Search This Blog

Monday, 2 December 2002


Through-out the century-long history of movies, a whole lot of people from a whole lot of professions have become good actors, so on the surface there's no reason why Mariah Carey can't do the same. Oh wait, yes there is: SHE CAN'T ACT. This wouldn't be a problem - after all, she pays the bills with her voice - only someone somewhere figured it'd be a really good idea to put her in a movie, and instead of the more traditional methods used to hide a lead actresses lack of talent (skilful editing, dubbing, nudity, etc), they went with the rarely used technique of dragging the rest of the movie down to her low, low standard. The good news is, this takes its time building up to its eventual laughable level of ineptitude: young Billie Frank (Carey) had a drunken arsonist mother who put her in an orphanage where she met her two lifelong friend, memorably described by one character as Roach Bag and Fat Ass. Growing up to be slutty dancers at a New York nightclub circa 1983 - and in case you ever forget that this is taking place in New York, almost every scene begins with an aerial shot of the city - they get a gig as backing singers for a no-talent bimbo and her evil pimp manager. Rescued from this fate by DJ / producer / leather pants wearer Duce (Max Beesley), Billie goes on to barely mentioned fame and fortune while Duce loses it big time, starts going to parties topless, and cruelly prevents Billie from dressing as slutty as she wants to. Oh, and Billie may be some kind of robot, as in most scenes she has a streak of metallic paint smeared on her skin. Every time Billie and Duce had a conversation, the entire audience at the screening I saw started laughing at the inept dialogue and tragic performances: if you want proof that tragedy can bring people together, then check Glitter out.
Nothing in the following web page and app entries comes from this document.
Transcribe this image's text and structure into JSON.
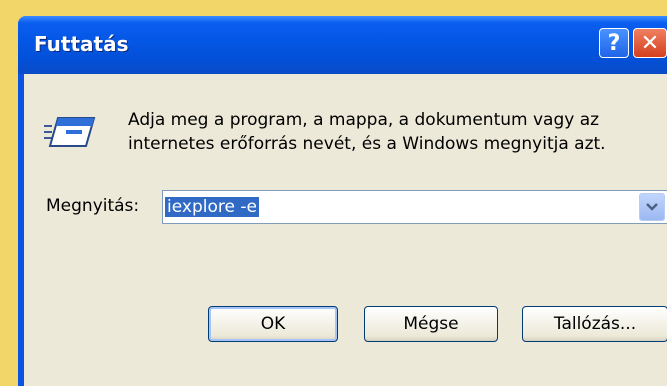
{
  "window": {
    "title": "Futtatás",
    "help_label": "?",
    "close_label": "✕"
  },
  "dialog": {
    "description_line1": "Adja meg a program, a mappa, a dokumentum vagy az",
    "description_line2": "internetes erőforrás nevét, és a Windows megnyitja azt.",
    "open_label": "Megnyitás:",
    "open_value": "iexplore -e"
  },
  "buttons": {
    "ok": "OK",
    "cancel": "Mégse",
    "browse": "Tallózás..."
  },
  "icons": {
    "run": "run-program-icon",
    "dropdown": "chevron-down-icon"
  },
  "colors": {
    "titlebar": "#0456e4",
    "dialog_bg": "#ece9d8",
    "selection": "#316ac5",
    "close": "#d3401e"
  }
}
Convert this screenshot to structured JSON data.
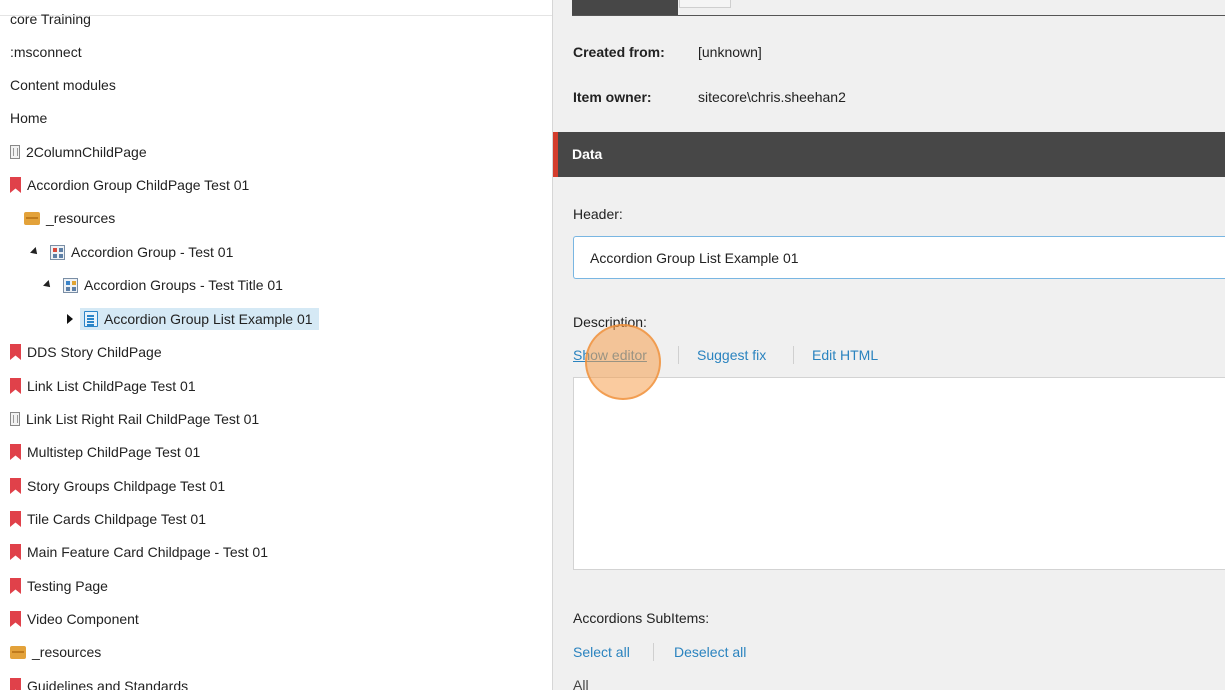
{
  "tree": {
    "items": [
      {
        "label": "core Training",
        "icon": "none"
      },
      {
        "label": ":msconnect",
        "icon": "none"
      },
      {
        "label": "Content modules",
        "icon": "none"
      },
      {
        "label": "Home",
        "icon": "none"
      },
      {
        "label": "2ColumnChildPage",
        "icon": "page-doc-icon"
      },
      {
        "label": "Accordion Group ChildPage Test 01",
        "icon": "bookmark-icon"
      },
      {
        "label": "_resources",
        "icon": "resources-box-icon"
      },
      {
        "label": "Accordion Group - Test 01",
        "icon": "component-grid-icon"
      },
      {
        "label": "Accordion Groups - Test Title 01",
        "icon": "component-grid-icon"
      },
      {
        "label": "Accordion Group List Example 01",
        "icon": "list-item-icon"
      },
      {
        "label": "DDS Story ChildPage",
        "icon": "bookmark-icon"
      },
      {
        "label": "Link List ChildPage Test 01",
        "icon": "bookmark-icon"
      },
      {
        "label": "Link List Right Rail ChildPage Test 01",
        "icon": "page-doc-icon"
      },
      {
        "label": "Multistep ChildPage Test 01",
        "icon": "bookmark-icon"
      },
      {
        "label": "Story Groups Childpage Test 01",
        "icon": "bookmark-icon"
      },
      {
        "label": "Tile Cards Childpage Test 01",
        "icon": "bookmark-icon"
      },
      {
        "label": "Main Feature Card Childpage - Test 01",
        "icon": "bookmark-icon"
      },
      {
        "label": "Testing Page",
        "icon": "bookmark-icon"
      },
      {
        "label": "Video Component",
        "icon": "bookmark-icon"
      },
      {
        "label": "_resources",
        "icon": "resources-box-icon"
      },
      {
        "label": "Guidelines and Standards",
        "icon": "bookmark-icon"
      }
    ]
  },
  "details": {
    "created_from_label": "Created from:",
    "created_from_value": "[unknown]",
    "item_owner_label": "Item owner:",
    "item_owner_value": "sitecore\\chris.sheehan2"
  },
  "data_section": {
    "title": "Data",
    "header_label": "Header:",
    "header_value": "Accordion Group List Example 01",
    "description_label": "Description:",
    "show_editor": "Show editor",
    "suggest_fix": "Suggest fix",
    "edit_html": "Edit HTML",
    "subitems_label": "Accordions SubItems:",
    "select_all": "Select all",
    "deselect_all": "Deselect all",
    "all_label": "All"
  },
  "colors": {
    "section_bar": "#474747",
    "section_accent": "#d33c2c",
    "link": "#2a83bf",
    "selected_row": "#d5e9f5",
    "click_highlight": "#f5a050"
  }
}
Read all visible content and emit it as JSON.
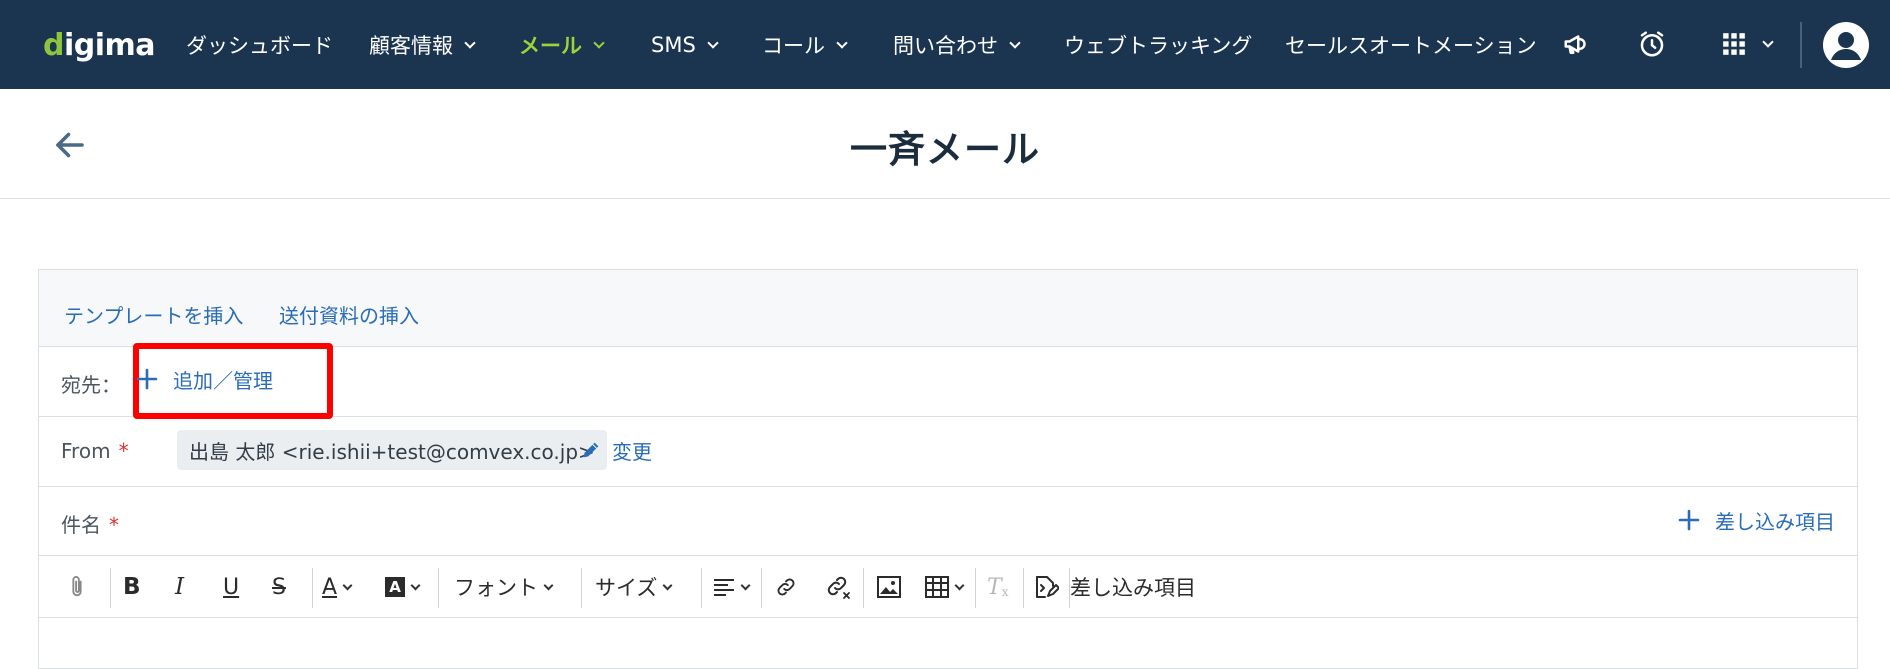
{
  "app": {
    "logo_text": "digima",
    "logo_accent": "d",
    "brand_color": "#1b3550",
    "accent_color": "#9bd33a"
  },
  "nav": {
    "items": [
      {
        "label": "ダッシュボード",
        "dropdown": false
      },
      {
        "label": "顧客情報",
        "dropdown": true
      },
      {
        "label": "メール",
        "dropdown": true,
        "active": true
      },
      {
        "label": "SMS",
        "dropdown": true
      },
      {
        "label": "コール",
        "dropdown": true
      },
      {
        "label": "問い合わせ",
        "dropdown": true
      },
      {
        "label": "ウェブトラッキング",
        "dropdown": false
      },
      {
        "label": "セールスオートメーション",
        "dropdown": false
      }
    ],
    "icons": [
      "megaphone-icon",
      "alarm-clock-icon",
      "apps-grid-icon",
      "user-avatar-icon"
    ]
  },
  "page": {
    "title": "一斉メール"
  },
  "form": {
    "tabs": [
      "テンプレートを挿入",
      "送付資料の挿入"
    ],
    "to_label": "宛先：",
    "add_manage_label": "追加／管理",
    "from_label": "From",
    "required_mark": "*",
    "from_value": "出島 太郎 <rie.ishii+test@comvex.co.jp>",
    "change_label": "変更",
    "subject_label": "件名",
    "merge_field_label": "差し込み項目"
  },
  "toolbar": {
    "font_label": "フォント",
    "size_label": "サイズ",
    "merge_label": "差し込み項目",
    "icons": [
      "attachment-icon",
      "bold-icon",
      "italic-icon",
      "underline-icon",
      "strikethrough-icon",
      "font-color-icon",
      "background-color-icon",
      "align-icon",
      "link-icon",
      "unlink-icon",
      "image-icon",
      "table-icon",
      "clear-format-icon",
      "merge-field-icon"
    ]
  }
}
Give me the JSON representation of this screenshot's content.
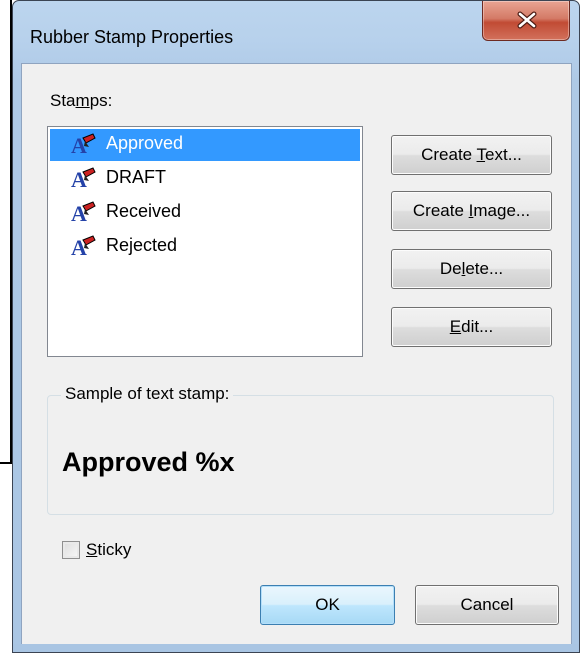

Anthony Morris

(this review appeared in Forte#259)

No comments:

Post a Comment